Provided entries:
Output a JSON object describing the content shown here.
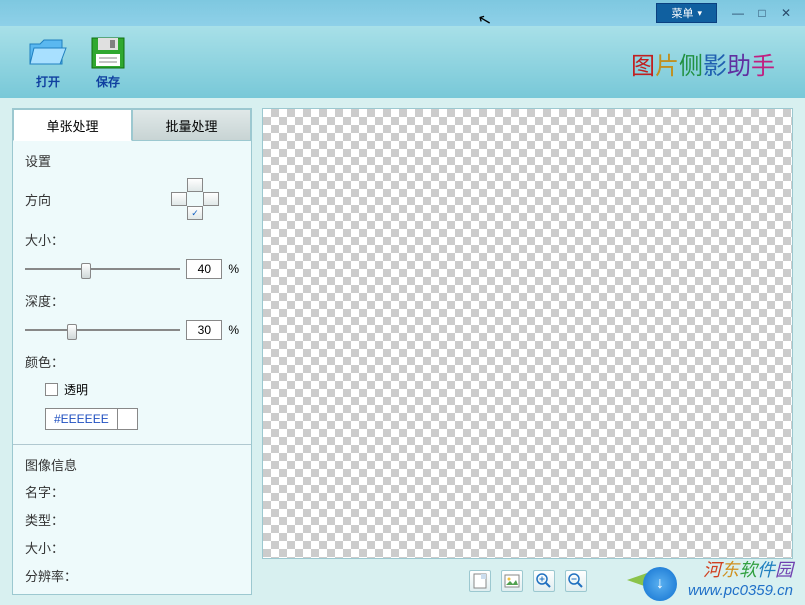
{
  "titlebar": {
    "menu_label": "菜单"
  },
  "toolbar": {
    "open_label": "打开",
    "save_label": "保存",
    "app_title_chars": [
      "图",
      "片",
      "侧",
      "影",
      "助",
      "手"
    ]
  },
  "tabs": {
    "single": "单张处理",
    "batch": "批量处理"
  },
  "settings": {
    "section": "设置",
    "direction_label": "方向",
    "direction_selected": "down",
    "size_label": "大小：",
    "size_value": "40",
    "depth_label": "深度：",
    "depth_value": "30",
    "percent": "%",
    "color_label": "颜色：",
    "transparent_label": "透明",
    "color_hex": "#EEEEEE"
  },
  "image_info": {
    "section": "图像信息",
    "name_label": "名字：",
    "type_label": "类型：",
    "size_label": "大小：",
    "resolution_label": "分辨率：",
    "name_value": "",
    "type_value": "",
    "size_value": "",
    "resolution_value": ""
  },
  "bottom_tools": {
    "new_icon": "new",
    "image_icon": "image",
    "zoom_in_icon": "zoom-in",
    "zoom_out_icon": "zoom-out"
  },
  "watermark": {
    "site_name": "河东软件园",
    "url": "www.pc0359.cn"
  }
}
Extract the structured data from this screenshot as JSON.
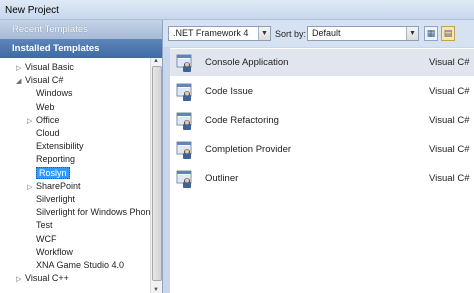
{
  "window": {
    "title": "New Project"
  },
  "left": {
    "recent_header": "Recent Templates",
    "installed_header": "Installed Templates",
    "tree": [
      {
        "label": "Visual Basic",
        "arrow": "▷",
        "indent": 1
      },
      {
        "label": "Visual C#",
        "arrow": "◢",
        "indent": 1
      },
      {
        "label": "Windows",
        "arrow": "",
        "indent": 2
      },
      {
        "label": "Web",
        "arrow": "",
        "indent": 2
      },
      {
        "label": "Office",
        "arrow": "▷",
        "indent": 2
      },
      {
        "label": "Cloud",
        "arrow": "",
        "indent": 2
      },
      {
        "label": "Extensibility",
        "arrow": "",
        "indent": 2
      },
      {
        "label": "Reporting",
        "arrow": "",
        "indent": 2
      },
      {
        "label": "Roslyn",
        "arrow": "",
        "indent": 2,
        "selected": true
      },
      {
        "label": "SharePoint",
        "arrow": "▷",
        "indent": 2
      },
      {
        "label": "Silverlight",
        "arrow": "",
        "indent": 2
      },
      {
        "label": "Silverlight for Windows Phone",
        "arrow": "",
        "indent": 2
      },
      {
        "label": "Test",
        "arrow": "",
        "indent": 2
      },
      {
        "label": "WCF",
        "arrow": "",
        "indent": 2
      },
      {
        "label": "Workflow",
        "arrow": "",
        "indent": 2
      },
      {
        "label": "XNA Game Studio 4.0",
        "arrow": "",
        "indent": 2
      },
      {
        "label": "Visual C++",
        "arrow": "▷",
        "indent": 1
      }
    ]
  },
  "toolbar": {
    "framework": ".NET Framework 4",
    "sort_label": "Sort by:",
    "sort_value": "Default"
  },
  "templates": [
    {
      "name": "Console Application",
      "language": "Visual C#",
      "selected": true
    },
    {
      "name": "Code Issue",
      "language": "Visual C#"
    },
    {
      "name": "Code Refactoring",
      "language": "Visual C#"
    },
    {
      "name": "Completion Provider",
      "language": "Visual C#"
    },
    {
      "name": "Outliner",
      "language": "Visual C#"
    }
  ],
  "colors": {
    "accent": "#3399ff",
    "header": "#4a74ab"
  }
}
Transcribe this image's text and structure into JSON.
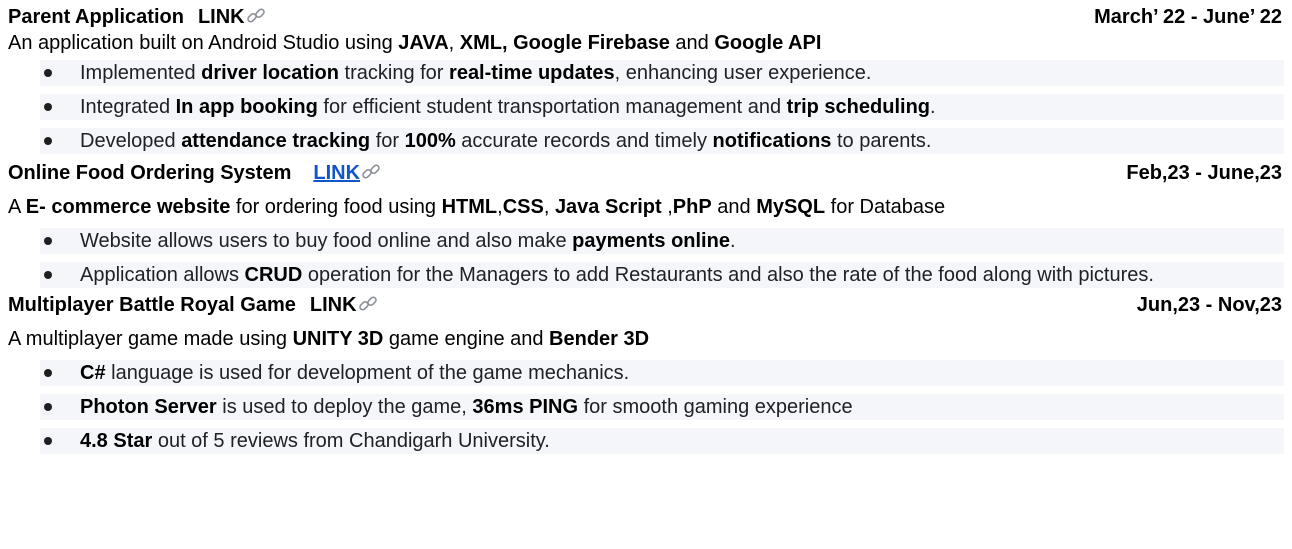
{
  "projects": [
    {
      "title": "Parent Application",
      "link": "LINK",
      "dates": "March’ 22 - June’ 22",
      "description_parts": [
        {
          "t": "An application built on Android Studio using ",
          "b": false
        },
        {
          "t": "JAVA",
          "b": true
        },
        {
          "t": ", ",
          "b": false
        },
        {
          "t": "XML, Google Firebase",
          "b": true
        },
        {
          "t": " and ",
          "b": false
        },
        {
          "t": "Google API",
          "b": true
        }
      ],
      "bullets": [
        [
          {
            "t": "Implemented ",
            "b": false
          },
          {
            "t": "driver location",
            "b": true
          },
          {
            "t": " tracking for ",
            "b": false
          },
          {
            "t": "real-time updates",
            "b": true
          },
          {
            "t": ", enhancing user experience.",
            "b": false
          }
        ],
        [
          {
            "t": "Integrated ",
            "b": false
          },
          {
            "t": "In app booking",
            "b": true
          },
          {
            "t": " for efficient student transportation management and ",
            "b": false
          },
          {
            "t": "trip scheduling",
            "b": true
          },
          {
            "t": ".",
            "b": false
          }
        ],
        [
          {
            "t": "Developed ",
            "b": false
          },
          {
            "t": "attendance tracking",
            "b": true
          },
          {
            "t": " for ",
            "b": false
          },
          {
            "t": "100%",
            "b": true
          },
          {
            "t": " accurate records and timely ",
            "b": false
          },
          {
            "t": "notifications",
            "b": true
          },
          {
            "t": " to parents.",
            "b": false
          }
        ]
      ]
    },
    {
      "title": "Online Food Ordering System",
      "link": "LINK",
      "dates": "Feb,23 - June,23",
      "description_parts": [
        {
          "t": "A ",
          "b": false
        },
        {
          "t": "E- commerce website",
          "b": true
        },
        {
          "t": " for ordering food  using ",
          "b": false
        },
        {
          "t": "HTML",
          "b": true
        },
        {
          "t": ",",
          "b": false
        },
        {
          "t": "CSS",
          "b": true
        },
        {
          "t": ", ",
          "b": false
        },
        {
          "t": "Java Script",
          "b": true
        },
        {
          "t": " ,",
          "b": false
        },
        {
          "t": "PhP",
          "b": true
        },
        {
          "t": " and ",
          "b": false
        },
        {
          "t": "MySQL",
          "b": true
        },
        {
          "t": " for Database",
          "b": false
        }
      ],
      "bullets": [
        [
          {
            "t": "Website allows users to buy food online and also make ",
            "b": false
          },
          {
            "t": "payments online",
            "b": true
          },
          {
            "t": ".",
            "b": false
          }
        ],
        [
          {
            "t": "Application allows ",
            "b": false
          },
          {
            "t": "CRUD",
            "b": true
          },
          {
            "t": " operation for the Managers to add Restaurants and also the rate of the food along with pictures.",
            "b": false
          }
        ]
      ]
    },
    {
      "title": "Multiplayer Battle Royal Game",
      "link": "LINK",
      "dates": "Jun,23 - Nov,23",
      "description_parts": [
        {
          "t": "A multiplayer game made using ",
          "b": false
        },
        {
          "t": "UNITY 3D",
          "b": true
        },
        {
          "t": " game engine and ",
          "b": false
        },
        {
          "t": "Bender 3D",
          "b": true
        }
      ],
      "bullets": [
        [
          {
            "t": "C#",
            "b": true
          },
          {
            "t": " language is used for development of the game mechanics.",
            "b": false
          }
        ],
        [
          {
            "t": "Photon Server",
            "b": true
          },
          {
            "t": " is used to deploy the game, ",
            "b": false
          },
          {
            "t": "36ms PING",
            "b": true
          },
          {
            "t": " for smooth gaming experience",
            "b": false
          }
        ],
        [
          {
            "t": "4.8 Star",
            "b": true
          },
          {
            "t": " out of 5 reviews from Chandigarh University.",
            "b": false
          }
        ]
      ]
    }
  ],
  "icons": {
    "link": "chain-link-icon"
  },
  "colors": {
    "link_blue": "#1155cc",
    "bullet_bg": "#f4f6f9"
  }
}
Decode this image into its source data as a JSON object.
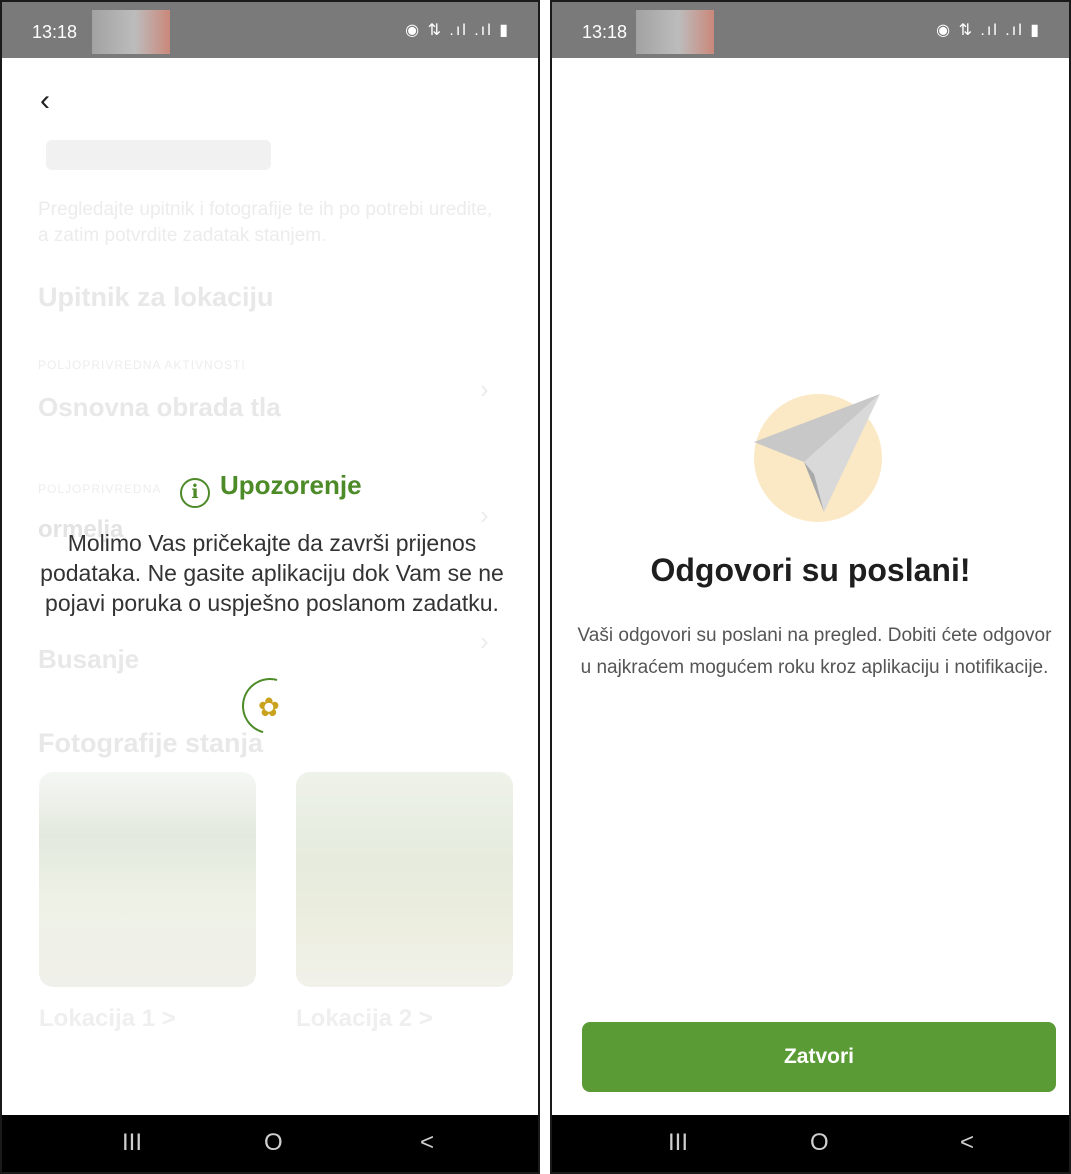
{
  "left_screen": {
    "status_bar": {
      "time": "13:18",
      "icons": "◉ ⇅ .ıl .ıl ▮"
    },
    "back_icon": "chevron-left-icon",
    "background": {
      "description_text": "Pregledajte upitnik i fotografije te ih po potrebi uredite, a zatim potvrdite zadatak stanjem.",
      "questionnaire_heading": "Upitnik za lokaciju",
      "items": [
        {
          "category": "POLJOPRIVREDNA AKTIVNOSTI",
          "title": "Osnovna obrada tla"
        },
        {
          "category": "POLJOPRIVREDNA",
          "title": "ormelja"
        },
        {
          "category": "",
          "title": "Busanje"
        }
      ],
      "photos_heading": "Fotografije stanja",
      "photos": [
        {
          "label": "Lokacija 1 >"
        },
        {
          "label": "Lokacija 2 >"
        }
      ]
    },
    "warning": {
      "title": "Upozorenje",
      "message": "Molimo Vas pričekajte da završi prijenos podataka. Ne gasite aplikaciju dok Vam se ne pojavi poruka o uspješno poslanom zadatku."
    },
    "nav_bar": {
      "recents": "III",
      "home": "O",
      "back": "<"
    }
  },
  "right_screen": {
    "status_bar": {
      "time": "13:18",
      "icons": "◉ ⇅ .ıl .ıl ▮"
    },
    "illustration": "paper-plane-icon",
    "title": "Odgovori su poslani!",
    "message": "Vaši odgovori su poslani na pregled. Dobiti ćete odgovor u najkraćem mogućem roku kroz aplikaciju i notifikacije.",
    "close_button": "Zatvori",
    "nav_bar": {
      "recents": "III",
      "home": "O",
      "back": "<"
    }
  },
  "colors": {
    "accent_green": "#5a9b36",
    "warning_green": "#4d8a28",
    "plane_circle": "#fbe8c4"
  }
}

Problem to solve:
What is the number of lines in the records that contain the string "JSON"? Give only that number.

Answer for the task:
4